> SOURCE MATERIAL
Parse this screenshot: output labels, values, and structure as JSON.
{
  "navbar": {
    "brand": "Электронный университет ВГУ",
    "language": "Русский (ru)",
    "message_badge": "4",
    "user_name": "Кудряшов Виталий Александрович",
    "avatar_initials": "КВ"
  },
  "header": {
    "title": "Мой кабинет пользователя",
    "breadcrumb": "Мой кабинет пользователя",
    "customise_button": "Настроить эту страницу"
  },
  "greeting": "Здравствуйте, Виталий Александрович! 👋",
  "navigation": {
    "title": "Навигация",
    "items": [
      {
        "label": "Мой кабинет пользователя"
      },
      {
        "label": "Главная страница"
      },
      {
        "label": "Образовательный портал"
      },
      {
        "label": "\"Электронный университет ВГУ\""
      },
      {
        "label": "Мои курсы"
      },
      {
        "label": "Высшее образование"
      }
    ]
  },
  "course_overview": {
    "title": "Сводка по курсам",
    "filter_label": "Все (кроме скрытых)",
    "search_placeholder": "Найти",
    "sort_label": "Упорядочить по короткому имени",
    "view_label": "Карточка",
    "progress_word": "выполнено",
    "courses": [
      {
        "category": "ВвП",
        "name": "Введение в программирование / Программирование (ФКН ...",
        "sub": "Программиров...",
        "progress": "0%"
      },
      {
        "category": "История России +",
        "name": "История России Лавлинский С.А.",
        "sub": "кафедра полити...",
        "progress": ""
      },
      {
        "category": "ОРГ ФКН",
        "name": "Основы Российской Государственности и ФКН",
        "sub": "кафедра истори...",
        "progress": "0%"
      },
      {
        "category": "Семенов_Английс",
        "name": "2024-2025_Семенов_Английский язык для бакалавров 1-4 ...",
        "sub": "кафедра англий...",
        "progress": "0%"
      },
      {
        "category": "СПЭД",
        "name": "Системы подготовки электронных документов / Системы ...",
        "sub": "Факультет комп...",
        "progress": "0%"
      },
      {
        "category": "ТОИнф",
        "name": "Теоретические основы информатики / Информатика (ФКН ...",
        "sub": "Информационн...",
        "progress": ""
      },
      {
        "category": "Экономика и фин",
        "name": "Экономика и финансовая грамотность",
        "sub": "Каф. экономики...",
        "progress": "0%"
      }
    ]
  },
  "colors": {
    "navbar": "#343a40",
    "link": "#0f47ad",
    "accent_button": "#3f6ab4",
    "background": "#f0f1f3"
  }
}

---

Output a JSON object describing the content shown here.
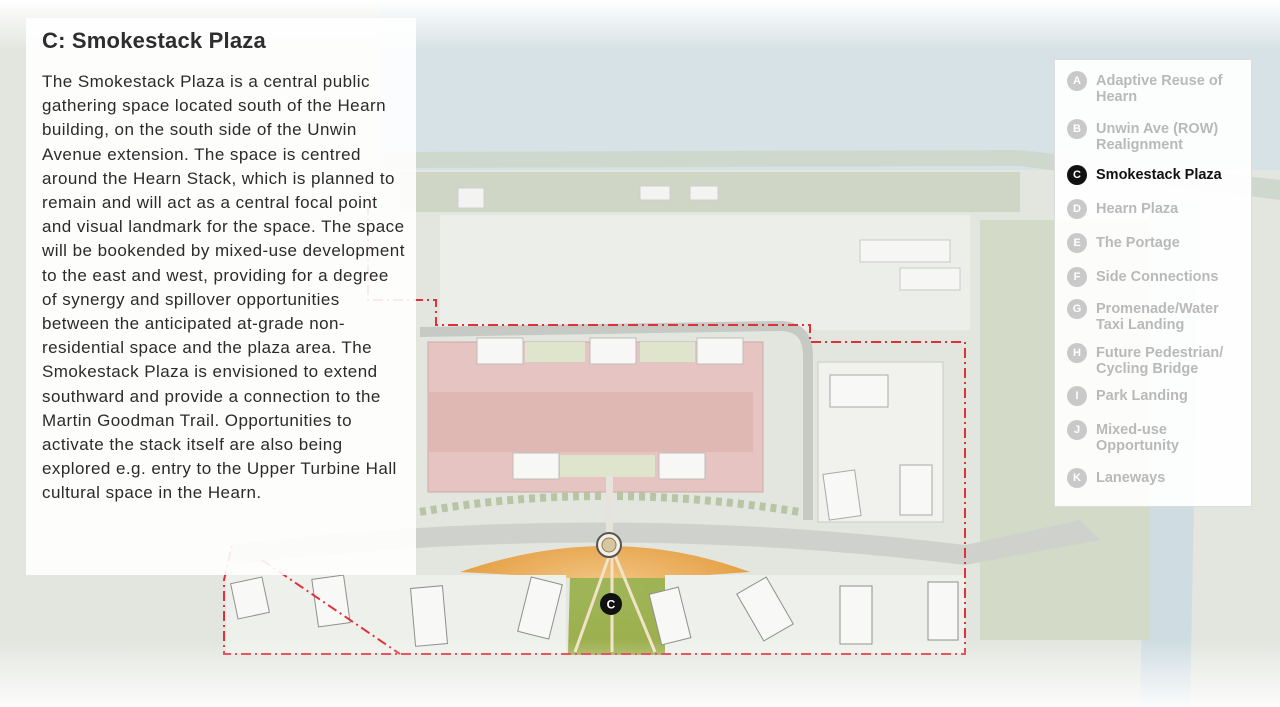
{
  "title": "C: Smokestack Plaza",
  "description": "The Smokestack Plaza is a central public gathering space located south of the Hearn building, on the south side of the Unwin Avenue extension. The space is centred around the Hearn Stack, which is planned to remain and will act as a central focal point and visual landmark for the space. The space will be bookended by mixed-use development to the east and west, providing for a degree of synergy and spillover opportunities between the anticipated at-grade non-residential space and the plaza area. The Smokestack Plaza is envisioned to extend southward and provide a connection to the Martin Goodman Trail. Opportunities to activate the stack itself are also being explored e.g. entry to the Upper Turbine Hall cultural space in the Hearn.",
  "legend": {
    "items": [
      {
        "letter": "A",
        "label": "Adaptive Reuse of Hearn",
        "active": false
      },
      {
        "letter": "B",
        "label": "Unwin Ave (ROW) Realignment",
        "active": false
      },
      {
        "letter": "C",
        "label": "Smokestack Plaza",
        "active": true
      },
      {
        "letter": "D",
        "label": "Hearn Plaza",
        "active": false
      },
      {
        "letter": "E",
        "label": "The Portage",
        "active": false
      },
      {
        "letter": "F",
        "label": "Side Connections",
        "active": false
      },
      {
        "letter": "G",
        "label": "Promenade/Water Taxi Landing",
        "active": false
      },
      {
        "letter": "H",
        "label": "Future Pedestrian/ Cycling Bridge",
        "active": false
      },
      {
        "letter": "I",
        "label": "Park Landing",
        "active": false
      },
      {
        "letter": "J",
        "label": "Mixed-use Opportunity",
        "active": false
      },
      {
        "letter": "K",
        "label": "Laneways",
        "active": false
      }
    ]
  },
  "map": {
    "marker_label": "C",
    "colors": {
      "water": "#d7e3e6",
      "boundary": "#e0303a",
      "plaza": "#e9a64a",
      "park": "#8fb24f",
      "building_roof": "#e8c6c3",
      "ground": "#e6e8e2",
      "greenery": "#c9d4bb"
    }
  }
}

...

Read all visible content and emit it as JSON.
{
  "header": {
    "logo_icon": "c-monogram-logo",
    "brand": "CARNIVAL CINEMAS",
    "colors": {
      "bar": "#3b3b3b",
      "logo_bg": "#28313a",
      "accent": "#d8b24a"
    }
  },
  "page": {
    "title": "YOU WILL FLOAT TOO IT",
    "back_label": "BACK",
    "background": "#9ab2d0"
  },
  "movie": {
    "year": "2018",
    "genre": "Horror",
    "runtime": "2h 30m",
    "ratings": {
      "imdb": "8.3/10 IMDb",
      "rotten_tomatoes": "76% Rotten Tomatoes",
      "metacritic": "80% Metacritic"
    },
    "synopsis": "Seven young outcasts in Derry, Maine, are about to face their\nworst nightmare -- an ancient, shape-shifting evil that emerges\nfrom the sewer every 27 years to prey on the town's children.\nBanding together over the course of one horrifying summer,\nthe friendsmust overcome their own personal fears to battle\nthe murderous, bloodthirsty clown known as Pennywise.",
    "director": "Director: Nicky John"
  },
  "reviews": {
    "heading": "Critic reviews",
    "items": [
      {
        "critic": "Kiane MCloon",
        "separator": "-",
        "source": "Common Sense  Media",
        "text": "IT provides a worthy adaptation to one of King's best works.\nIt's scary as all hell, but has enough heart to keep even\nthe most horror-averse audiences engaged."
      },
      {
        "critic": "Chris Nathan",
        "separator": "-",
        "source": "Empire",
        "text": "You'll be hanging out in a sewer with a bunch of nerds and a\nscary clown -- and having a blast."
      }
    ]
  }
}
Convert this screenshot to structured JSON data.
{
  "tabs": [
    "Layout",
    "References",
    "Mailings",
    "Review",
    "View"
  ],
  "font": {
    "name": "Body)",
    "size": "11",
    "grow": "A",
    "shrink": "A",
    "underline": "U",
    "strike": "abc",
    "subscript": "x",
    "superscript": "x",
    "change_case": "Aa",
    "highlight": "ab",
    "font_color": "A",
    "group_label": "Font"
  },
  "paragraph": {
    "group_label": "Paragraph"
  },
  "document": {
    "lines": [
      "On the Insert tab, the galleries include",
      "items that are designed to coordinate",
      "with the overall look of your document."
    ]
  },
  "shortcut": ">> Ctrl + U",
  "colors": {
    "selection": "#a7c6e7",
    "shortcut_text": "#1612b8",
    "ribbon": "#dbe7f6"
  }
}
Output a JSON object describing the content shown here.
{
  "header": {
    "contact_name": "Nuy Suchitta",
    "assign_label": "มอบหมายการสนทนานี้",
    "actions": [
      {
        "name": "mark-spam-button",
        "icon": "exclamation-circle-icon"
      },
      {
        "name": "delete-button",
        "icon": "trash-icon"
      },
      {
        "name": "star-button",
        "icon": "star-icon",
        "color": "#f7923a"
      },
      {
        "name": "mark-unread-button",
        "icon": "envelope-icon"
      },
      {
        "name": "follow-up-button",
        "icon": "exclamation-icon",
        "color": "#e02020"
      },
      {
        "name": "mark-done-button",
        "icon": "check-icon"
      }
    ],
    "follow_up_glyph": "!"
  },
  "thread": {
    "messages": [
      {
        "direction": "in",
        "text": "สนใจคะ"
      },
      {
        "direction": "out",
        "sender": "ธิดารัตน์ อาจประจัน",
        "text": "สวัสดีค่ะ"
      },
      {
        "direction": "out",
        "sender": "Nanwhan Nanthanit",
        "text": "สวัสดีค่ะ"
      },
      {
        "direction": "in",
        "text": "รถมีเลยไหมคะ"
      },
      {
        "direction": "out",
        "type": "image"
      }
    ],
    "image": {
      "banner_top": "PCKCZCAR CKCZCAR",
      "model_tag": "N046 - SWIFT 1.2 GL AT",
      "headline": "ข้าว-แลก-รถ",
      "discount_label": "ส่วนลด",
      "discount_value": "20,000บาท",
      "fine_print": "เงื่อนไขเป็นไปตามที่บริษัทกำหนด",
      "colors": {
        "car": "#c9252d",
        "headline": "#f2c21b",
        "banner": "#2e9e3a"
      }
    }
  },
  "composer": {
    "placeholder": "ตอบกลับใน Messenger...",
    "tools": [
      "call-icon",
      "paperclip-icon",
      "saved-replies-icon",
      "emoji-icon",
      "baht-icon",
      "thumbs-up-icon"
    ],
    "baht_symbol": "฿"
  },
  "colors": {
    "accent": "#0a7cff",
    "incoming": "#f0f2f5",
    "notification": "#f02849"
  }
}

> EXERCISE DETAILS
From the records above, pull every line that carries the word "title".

> WORKED SOLUTION
    "title": "Мой кабинет пользователя",
    "title": "Навигация",
    "title": "Сводка по курсам",
  "title": "C: Smokestack Plaza",
    "title": "YOU WILL FLOAT TOO IT",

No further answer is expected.